Town of Lincoln Accuses Water Pod Maker of Ignoring Pilot Project
Frustrated by a lack of communication with a Milwaukee-based company that began a clean water pilot project with the Town of Lincoln two years ago, the town board decided at its Sept. 10 meeting that it has had enough and requested “full reimbursement for the failed implementation of their units” from Stonehouse Water Technologies.
In a press release from the town, it explains that it entered into a partnership with Stonehouse Water Technologies more than two years ago “to provide a solution to the wide array of contamination concerns our residents were experiencing. Our pilot program was designed to determine the impact, cost, maintenance structure and the variation of water quality on a daily basis. From the very beginning, the town was steadfast in not only providing clean water but also collecting data to further understand the range and types of contamination our residents were experiencing.”
Five of Stonehouse’s Water Pod systems “were strategically placed throughout our township in order to create a comprehensive understanding of our water concerns,” the release stated. “To date, Stonehouse Water has failed on every aspect of our pilot project and has ceased communication with town leadership.”
According to town records, the last formal contact between the town and Stonehouse was in October 2017 when the town requested a meeting with company officials but Stonehouse representatives did not attend the meeting.
“It is clear that Stonehouse Water Technologies used the Town of Lincoln at the expense of our township and its loyal residents,” the release stated. “To date, some of our pilot members have yet to receive a simple report on their system’s performance.
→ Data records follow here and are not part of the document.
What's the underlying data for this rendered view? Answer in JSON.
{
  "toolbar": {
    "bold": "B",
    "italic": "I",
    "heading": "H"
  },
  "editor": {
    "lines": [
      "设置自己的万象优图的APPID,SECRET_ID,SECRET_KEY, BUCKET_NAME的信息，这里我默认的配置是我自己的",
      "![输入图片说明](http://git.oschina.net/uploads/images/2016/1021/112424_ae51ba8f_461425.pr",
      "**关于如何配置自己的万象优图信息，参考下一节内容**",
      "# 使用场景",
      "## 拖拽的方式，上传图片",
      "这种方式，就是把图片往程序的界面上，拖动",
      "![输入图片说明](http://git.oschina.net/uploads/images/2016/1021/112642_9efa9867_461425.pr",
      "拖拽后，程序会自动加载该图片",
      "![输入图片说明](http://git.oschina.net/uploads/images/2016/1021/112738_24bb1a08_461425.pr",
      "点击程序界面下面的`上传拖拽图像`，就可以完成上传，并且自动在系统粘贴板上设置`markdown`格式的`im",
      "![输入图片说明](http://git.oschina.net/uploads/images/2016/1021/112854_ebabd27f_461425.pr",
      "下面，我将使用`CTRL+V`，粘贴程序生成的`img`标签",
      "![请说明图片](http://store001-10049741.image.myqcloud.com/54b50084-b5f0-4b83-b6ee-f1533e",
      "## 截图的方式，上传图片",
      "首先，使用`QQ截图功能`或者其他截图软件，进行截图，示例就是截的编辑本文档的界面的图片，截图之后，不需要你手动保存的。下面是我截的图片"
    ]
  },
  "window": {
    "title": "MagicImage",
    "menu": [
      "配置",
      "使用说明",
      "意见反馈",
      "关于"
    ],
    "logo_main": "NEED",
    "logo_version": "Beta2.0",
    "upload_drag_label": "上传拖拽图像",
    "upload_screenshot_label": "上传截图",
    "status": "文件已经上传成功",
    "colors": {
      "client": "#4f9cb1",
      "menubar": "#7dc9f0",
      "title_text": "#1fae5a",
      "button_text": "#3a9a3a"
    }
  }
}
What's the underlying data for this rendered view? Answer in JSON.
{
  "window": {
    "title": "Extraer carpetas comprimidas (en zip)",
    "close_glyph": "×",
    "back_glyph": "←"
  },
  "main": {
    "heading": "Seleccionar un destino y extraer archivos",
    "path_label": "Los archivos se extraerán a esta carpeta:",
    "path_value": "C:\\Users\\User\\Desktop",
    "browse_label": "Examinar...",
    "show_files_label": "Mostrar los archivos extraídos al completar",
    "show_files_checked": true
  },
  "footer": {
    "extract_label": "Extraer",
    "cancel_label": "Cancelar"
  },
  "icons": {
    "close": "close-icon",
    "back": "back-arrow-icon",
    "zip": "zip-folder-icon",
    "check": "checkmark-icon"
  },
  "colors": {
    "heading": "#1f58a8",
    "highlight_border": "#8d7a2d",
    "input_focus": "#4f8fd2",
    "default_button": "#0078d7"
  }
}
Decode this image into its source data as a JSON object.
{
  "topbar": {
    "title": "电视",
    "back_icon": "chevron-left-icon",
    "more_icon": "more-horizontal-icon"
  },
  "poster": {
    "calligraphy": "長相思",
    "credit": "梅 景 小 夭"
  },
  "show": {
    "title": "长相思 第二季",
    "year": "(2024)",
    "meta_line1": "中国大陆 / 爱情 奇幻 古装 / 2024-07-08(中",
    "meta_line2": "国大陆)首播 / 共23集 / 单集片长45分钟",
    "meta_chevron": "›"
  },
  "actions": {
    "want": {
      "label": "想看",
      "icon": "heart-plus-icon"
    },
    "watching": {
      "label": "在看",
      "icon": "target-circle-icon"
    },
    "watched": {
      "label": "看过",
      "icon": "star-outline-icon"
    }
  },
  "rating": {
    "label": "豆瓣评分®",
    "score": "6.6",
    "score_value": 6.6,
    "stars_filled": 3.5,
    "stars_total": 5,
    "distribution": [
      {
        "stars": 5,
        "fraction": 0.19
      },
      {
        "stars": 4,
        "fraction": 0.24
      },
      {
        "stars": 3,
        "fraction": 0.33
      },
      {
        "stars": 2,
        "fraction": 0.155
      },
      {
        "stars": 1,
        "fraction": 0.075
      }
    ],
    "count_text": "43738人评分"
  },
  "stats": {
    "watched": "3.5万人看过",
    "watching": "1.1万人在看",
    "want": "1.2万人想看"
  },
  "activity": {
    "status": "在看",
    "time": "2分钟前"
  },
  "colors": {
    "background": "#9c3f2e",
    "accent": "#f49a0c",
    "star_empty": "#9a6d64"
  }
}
This misrepresentation of our pilot program, and ultimately our residents is not tolerated.”
The town said it has sent correspondence to Stonehouse Water Technologies in 90 day intervals requesting full reimbursement for the failed implementation of their units.
“Stonehouse Water Technologies took advantage of an already vulnerable population dealing with significant quality of life issues,” the press release concluded. “It is even more discouraging to see these practices continue which puts other vulnerable populations at risk of exploitation. Therefore, let it be known that this pilot project was not a success and that the record of Stonehouse Water Technologies aligns more with deception rather than assistance.”
Anne Wick, vice president of community relations at Stonehouse Water Technologies, told the Pulse the company was thrown for a loop by the town’s accusations, but the executive staff was offsite this week so a response to the charges was not available. We’ll have an update on the company’s perspective next week.